Mormons take quite literally the promises contained in the Bible regarding God’s direct communication with His mortal followers. From Moses’s expressed desire that “all of his people” would be prophets through the Apostle James’s injunction that if any person lacked wisdom, he or she should seek it directly from God, with unwavering faith that He would provide it liberally, we see the Bible as evidence that we are not left to sojourn alone on Earth. Rather, we are promised that through the power of the Holy Ghost, we can expect to receive answers to our worthy prayers.
And the Church puts its money where its mouth is. As a matter of fact, over the nearly 200 years since the Church was first organized, we have history of doubling down on the principle of personal revelation. Some examples:
- We recognize that the truthfulness of the Book of Mormon is central to the truthfulness of the Church. If that book is fraudulent, so is the Church. So how do we seek to establish the truthfulness of it? While scholars may engage in efforts of “proof,” the Church itself relies on the promise of the Book of Mormon itself: We ask people to read the Book of Mormon, ponder it, and then pray for the knowledge of whether it is true. The Book of Mormon prophet Moroni promised that if a person does so with real intent, “He will manifest the truth of it unto you by the power of the Holy Ghost.” (See Moroni 10:3-5). In other words, the way we expect people to come into the Church is through personal revelation from God that the message of the Church is true. Millions have followed that prescription and have received precisely that witness.
- Twice a year, we have General Conferences, which are broadcast around the world. In those conferences, our general authorities, usually including the President of the Church, give talks of exhortation, comfort, and guidance. Even though we recognize many of these “General Authorities” as prophets, seers, and revelators, we are not expected to accept their messages at face value. Rather, we are encouraged (“directed” might be the better word) to confirm the truthfulness of those messages through prayer and personal revelation. We are to find out for ourselves whether we are being taught true doctrine.
- The curriculum of the Church (for Sunday School and other classes) has become increasingly decentralized over the years. By that I mean that whereas such curriculum once spelled out in great detail what was to be said in class, newer curriculum is much more general in nature. While suggestions are given for each class, teachers are given wide latitude in how to approach the topic for discussion and are encouraged to focus on the scriptures and pray for guidance with respect to both what and how to teach. “Teaching by the Spirit” is the guiding principle, and the Church trusts (remarkably) that millions of members scattered throughout the world, living in different cultures and speaking different languages, will get pretty much the same answer.
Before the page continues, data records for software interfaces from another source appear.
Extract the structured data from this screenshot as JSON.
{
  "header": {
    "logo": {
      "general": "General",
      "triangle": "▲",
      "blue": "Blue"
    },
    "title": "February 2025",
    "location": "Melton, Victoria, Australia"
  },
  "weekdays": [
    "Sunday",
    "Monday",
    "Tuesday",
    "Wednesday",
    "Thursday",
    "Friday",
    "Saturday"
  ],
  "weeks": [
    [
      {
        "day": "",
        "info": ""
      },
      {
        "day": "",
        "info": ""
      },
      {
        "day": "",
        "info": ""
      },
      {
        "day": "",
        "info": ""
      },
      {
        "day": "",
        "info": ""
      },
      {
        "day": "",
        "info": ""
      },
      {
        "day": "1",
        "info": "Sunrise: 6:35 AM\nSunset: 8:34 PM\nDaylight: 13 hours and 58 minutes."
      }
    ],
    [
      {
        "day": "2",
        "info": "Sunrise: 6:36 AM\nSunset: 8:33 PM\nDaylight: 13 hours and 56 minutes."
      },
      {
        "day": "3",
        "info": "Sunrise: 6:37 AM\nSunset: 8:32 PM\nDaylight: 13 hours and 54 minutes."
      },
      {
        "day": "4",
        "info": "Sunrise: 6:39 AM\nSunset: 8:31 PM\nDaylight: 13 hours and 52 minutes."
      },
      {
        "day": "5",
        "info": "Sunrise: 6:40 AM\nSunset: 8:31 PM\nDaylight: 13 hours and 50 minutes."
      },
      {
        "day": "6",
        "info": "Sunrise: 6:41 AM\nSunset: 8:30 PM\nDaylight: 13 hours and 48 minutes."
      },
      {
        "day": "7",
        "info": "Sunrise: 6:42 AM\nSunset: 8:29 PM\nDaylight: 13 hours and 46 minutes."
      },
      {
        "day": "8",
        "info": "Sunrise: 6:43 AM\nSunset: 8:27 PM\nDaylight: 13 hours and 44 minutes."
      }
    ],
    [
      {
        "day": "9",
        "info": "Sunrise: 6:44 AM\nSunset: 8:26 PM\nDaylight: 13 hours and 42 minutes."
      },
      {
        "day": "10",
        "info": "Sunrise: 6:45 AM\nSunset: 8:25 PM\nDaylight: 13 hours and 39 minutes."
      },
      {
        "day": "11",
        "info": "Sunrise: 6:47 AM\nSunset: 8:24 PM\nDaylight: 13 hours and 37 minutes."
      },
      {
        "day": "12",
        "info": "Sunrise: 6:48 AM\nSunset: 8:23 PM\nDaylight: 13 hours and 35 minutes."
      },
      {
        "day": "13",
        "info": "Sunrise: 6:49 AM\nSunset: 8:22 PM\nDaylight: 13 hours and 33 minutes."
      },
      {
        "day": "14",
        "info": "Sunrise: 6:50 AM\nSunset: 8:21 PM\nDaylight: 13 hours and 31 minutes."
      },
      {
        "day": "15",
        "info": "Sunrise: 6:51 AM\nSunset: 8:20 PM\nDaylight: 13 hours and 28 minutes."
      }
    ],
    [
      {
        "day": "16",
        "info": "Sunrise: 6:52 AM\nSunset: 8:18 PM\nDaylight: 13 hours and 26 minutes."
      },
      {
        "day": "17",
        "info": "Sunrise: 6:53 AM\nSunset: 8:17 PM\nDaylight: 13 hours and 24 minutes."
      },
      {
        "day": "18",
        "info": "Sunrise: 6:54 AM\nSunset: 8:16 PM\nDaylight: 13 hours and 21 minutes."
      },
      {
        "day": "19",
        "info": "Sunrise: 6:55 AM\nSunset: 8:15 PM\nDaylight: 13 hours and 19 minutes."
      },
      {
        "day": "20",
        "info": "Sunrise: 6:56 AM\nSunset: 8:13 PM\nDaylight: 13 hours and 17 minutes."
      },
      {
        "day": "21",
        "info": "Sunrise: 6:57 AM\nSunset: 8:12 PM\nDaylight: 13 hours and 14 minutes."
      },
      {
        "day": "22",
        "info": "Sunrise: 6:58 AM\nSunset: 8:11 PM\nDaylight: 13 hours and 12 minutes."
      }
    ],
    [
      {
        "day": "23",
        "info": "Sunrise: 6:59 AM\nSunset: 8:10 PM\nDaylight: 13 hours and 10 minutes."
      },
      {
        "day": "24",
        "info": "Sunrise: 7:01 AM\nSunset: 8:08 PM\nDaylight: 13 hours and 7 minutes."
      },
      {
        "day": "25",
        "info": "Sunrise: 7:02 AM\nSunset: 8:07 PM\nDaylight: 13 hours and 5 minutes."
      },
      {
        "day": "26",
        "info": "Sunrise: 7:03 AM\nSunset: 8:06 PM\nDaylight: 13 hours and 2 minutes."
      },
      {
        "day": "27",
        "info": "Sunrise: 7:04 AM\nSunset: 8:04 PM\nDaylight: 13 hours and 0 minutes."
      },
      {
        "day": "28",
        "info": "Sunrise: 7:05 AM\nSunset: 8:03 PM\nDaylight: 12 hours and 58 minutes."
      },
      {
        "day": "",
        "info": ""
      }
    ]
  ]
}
In any other church, such an approach would lead to schisms and factions. Amazingly, in the LDS Church it does not. (When members leave, they typically do so alone; except for the early days of the Church, we do not often see groups of members leaving and setting up competing “Mormonisms.”)
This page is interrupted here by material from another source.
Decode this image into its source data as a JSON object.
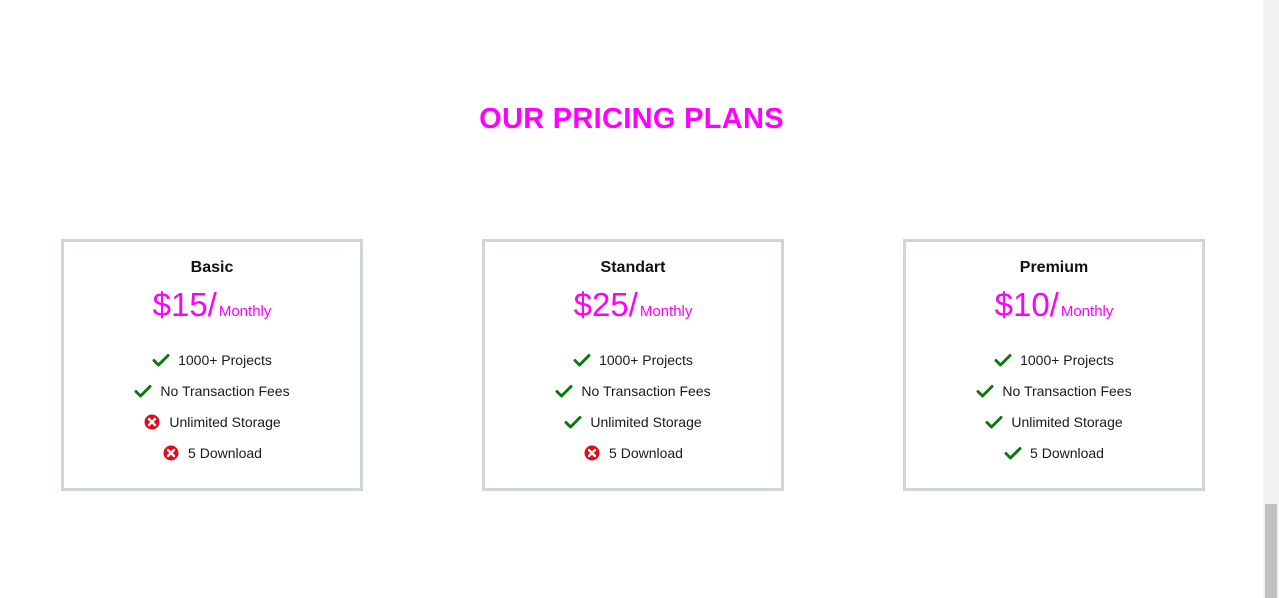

The only limits that the Church places on personal revelation is that we believe you can only receive revelation within the scope of your stewardship. For example, while my wife and I are entitled to receive revelation for ourselves and for our children, we do not have the authority to receive revelation for the whole church or even our local congregation. I can receive revelation for how to teach my early morning seminary class, but I have no right to revelation concerning the class next door. That limitation helps to limit dissent, because if some yahoo walks up to my door and tells me how to run my family, I am fully entitled to tell him to stick his “revelation” in his ear. (And, for the record, I have.)
With this emphasis on, and trust in, personal revelation, one properly may ask how we know when we have received it. And that is far from being easily answered. We have some clues from the scriptures that help us understand what we are looking for. The disciples who traveled the road to Emmaeus not realizing their companion was the Savior, later second-guessed themselves, realizing that the burning in their hearts as He spoke should have let them know of His identity. In modern revelation, the Lord references speaking to our minds and our hearts and having “peace” in answer to prayer.
Ultimately, however, the process of recognizing impressions and communications from the Lord is a lifelong endeavor. As we gain familiarity with His voice, we recognize it more easily. Rarely do revelations come in the “burning bush” variety; more often it is received as thoughts or impressions. Mormons believe that communion with our Father in Heaven and the Savior is one of the most central purposes of life. We need to hear, understand, and then implement the will of God in our lives in order to find greater joy for ourselves and our family. In order to draw closer to God, we need to be able to hear His voice as He directs our steps. Without such revelation, we are left wandering in a spiritual wilderness, hoping without expectation that we will stumble over His presence.
So we kneel, we plead, and we listen. And we wait for heavenly guidance to establish our path.